— Consumer Reports (@ConsumerReports) August 25, 2015
Consumer Reports tested 300 packages of raw ground beef—conventionally and sustainably produced (meaning no antibiotics, organic or grass-fed)—from 100 food stores around the country, and “the results were sobering.”
Here’s what the team found:
- All 458 pounds of beef examined contained bacteria that signified fecal contamination (enterococcus and/or nontoxin-producing E. coli), which can cause blood or urinary tract infections.
- About 20 percent contained C. perfringens, a bacteria that causes almost 1 million cases of food poisoning annually.
- 10 percent of the samples had a strain of S. aureus bacteria that can produce a toxin that can make you sick. That toxin can’t be destroyed—even with proper cooking.
- 1 percent of the samples contained salmonella.
- On three conventional samples (and none on sustainable samples), the team found an antibiotic-resistant S. aureus bacteria called MRSA (methicillin-resistant staphylococcus aureus), which kills about 11,000 people in the U.S. every year.
While some percentages, such as the incidence of salmonella, sounds very little, Urvashi Rangan, Ph.D., executive director of the Center for Food Safety and Sustainability at Consumer Reports pointed out that if we “extrapolate that to the billions of pounds of ground beef we eat every year, and that’s a lot of burgers with the potential to make you sick.”
It comes as no surprise that sustainably produced ground beef contained less harmful bacteria. “Conventional beef was twice as likely to be contaminated with superbugs than was all types of sustainably produced beef,” the report said.
The biggest difference, the team found, was between conventional and grass-fed beef: only 6 percent of grass-fed samples contained superbugs.
“We know that sustainable methods are better for the environment and more humane to animals.

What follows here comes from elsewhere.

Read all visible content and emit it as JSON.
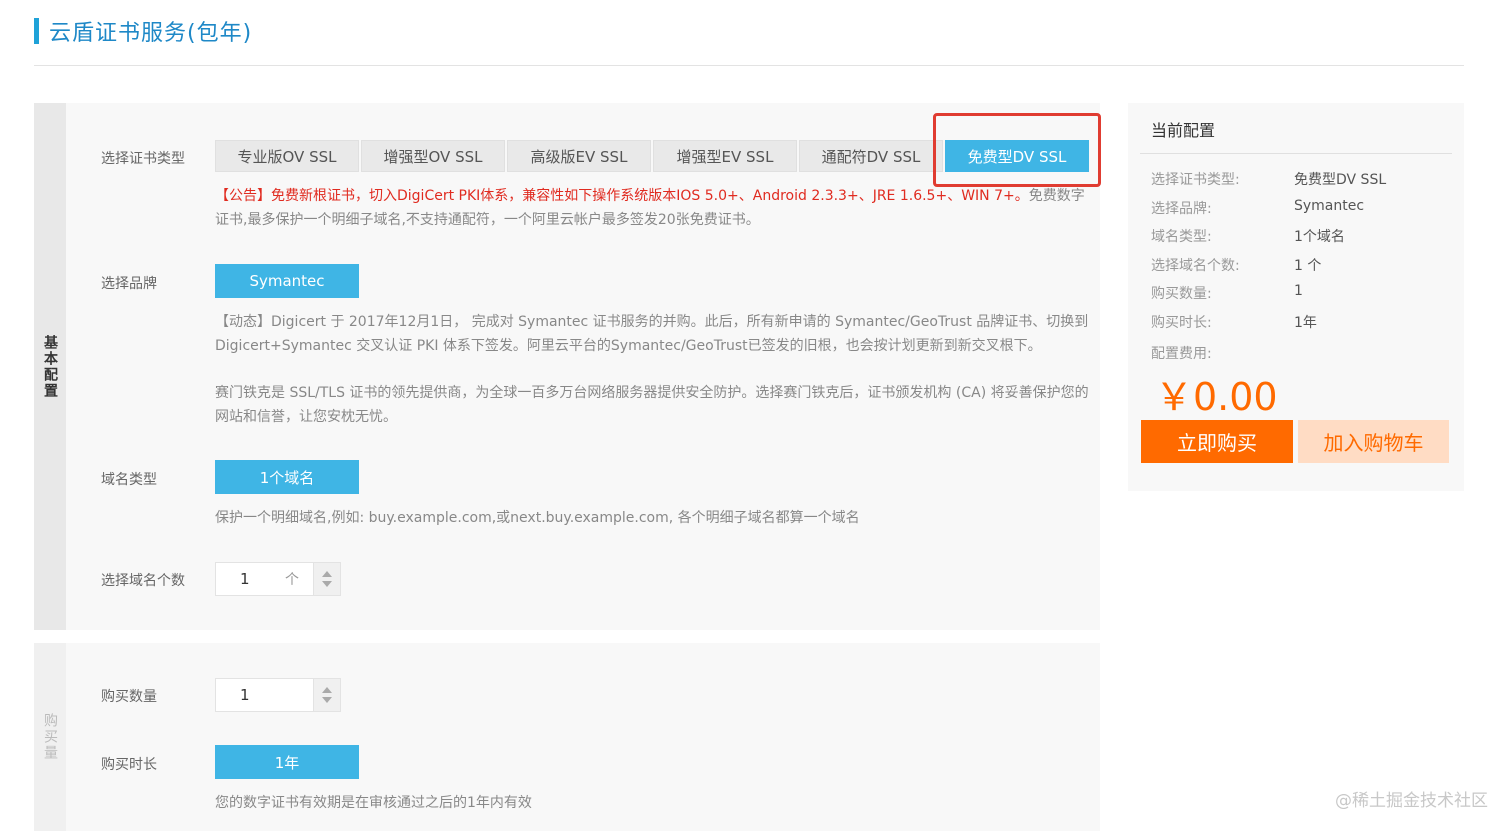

But our tests also show that these methods can produce ground beef that poses fewer public health risks,” Rangan said.